Less often I have seen Data source Views (DSV) getting used in an SSIS solution. The biggest trait of DSV is that, once its defined, it doesn't get refreshed by itself. In a way it is desireable, and in a way it is not. This is harmful in the way that, if the underlying source structure has changed, there would be no notification to the package of the same, until and unless you explicitly hit the refresh button. But once refreshed, it catches all the changes from the underlying data source and updates the view.
The main advantage of using a DSV in a SSIS solution would be centralizing the connection logic and the scope of database objects to be used. All the packages in the solution can use the same DSV and connect to objects limited to the scope of the DSV. In case of change in logic, it would get easily cascaded to the respective packages using this DSV. Also one DSV would always run under one connection object, which would mean that by enforcing the use of DSV, uncontrolled creation of private database connections would be implicitly controlled. Also at times, it help in continued package development even if Server is offline or disconnected.
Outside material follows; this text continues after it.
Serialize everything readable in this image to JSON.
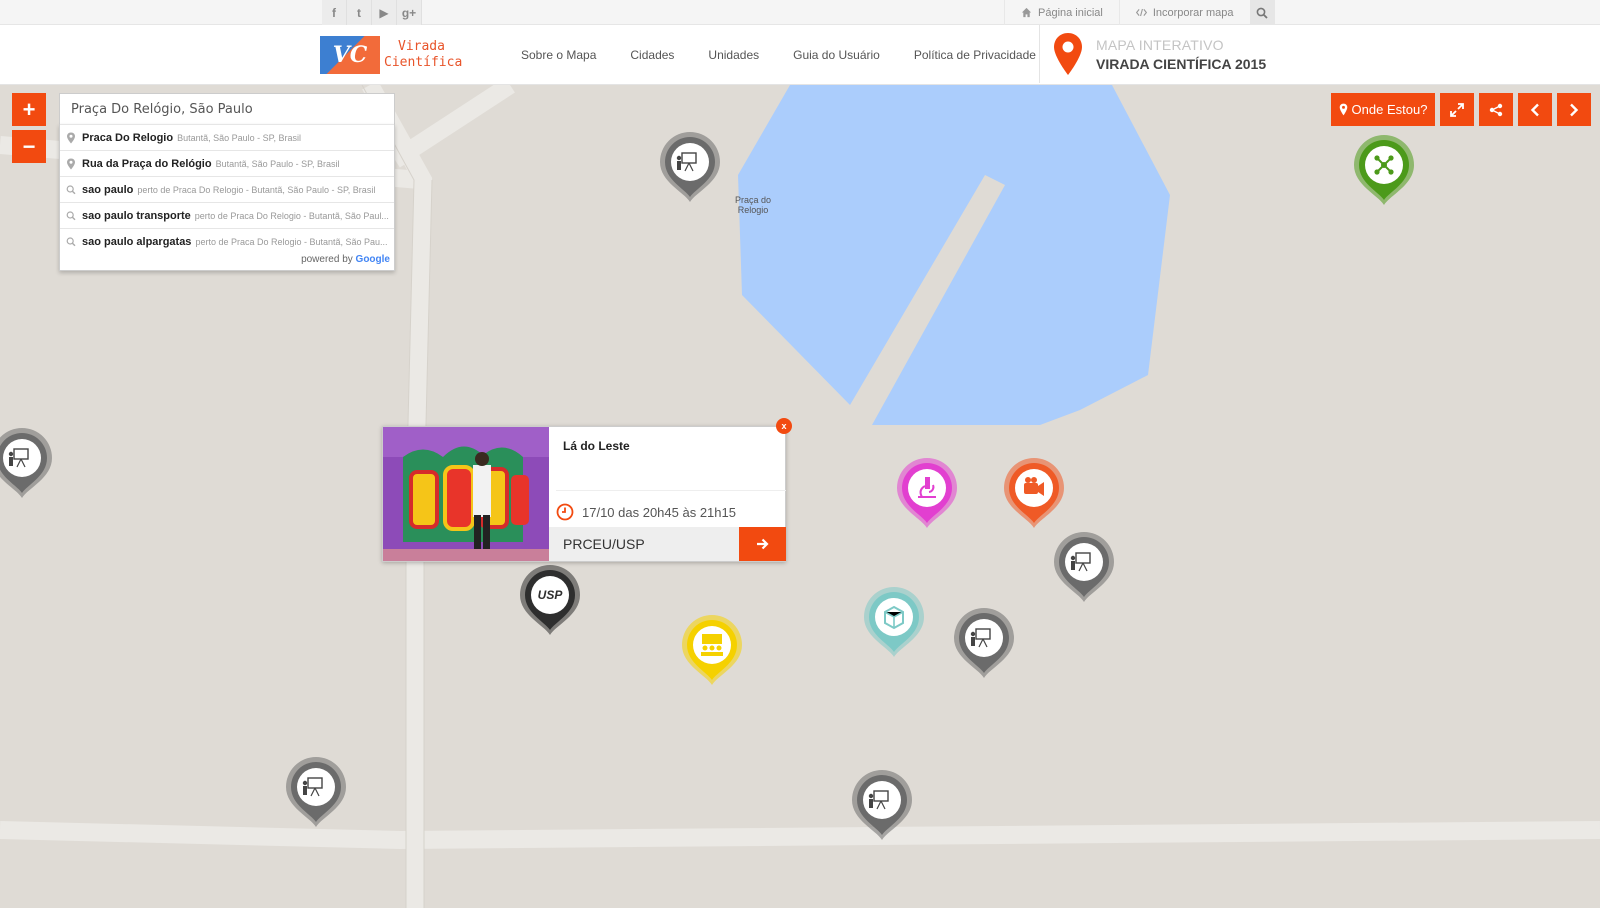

And if one needs to connect to some database objects that one would not wish to include in the DSV, a connection can always be created using the Shared Data Source created for the DSV. This would be a direct connection to the database, without any kind of filtering of database objects that a DSV would have. All in all, DSV is a good practice to centralize and control connection usage in a SSIS Solution.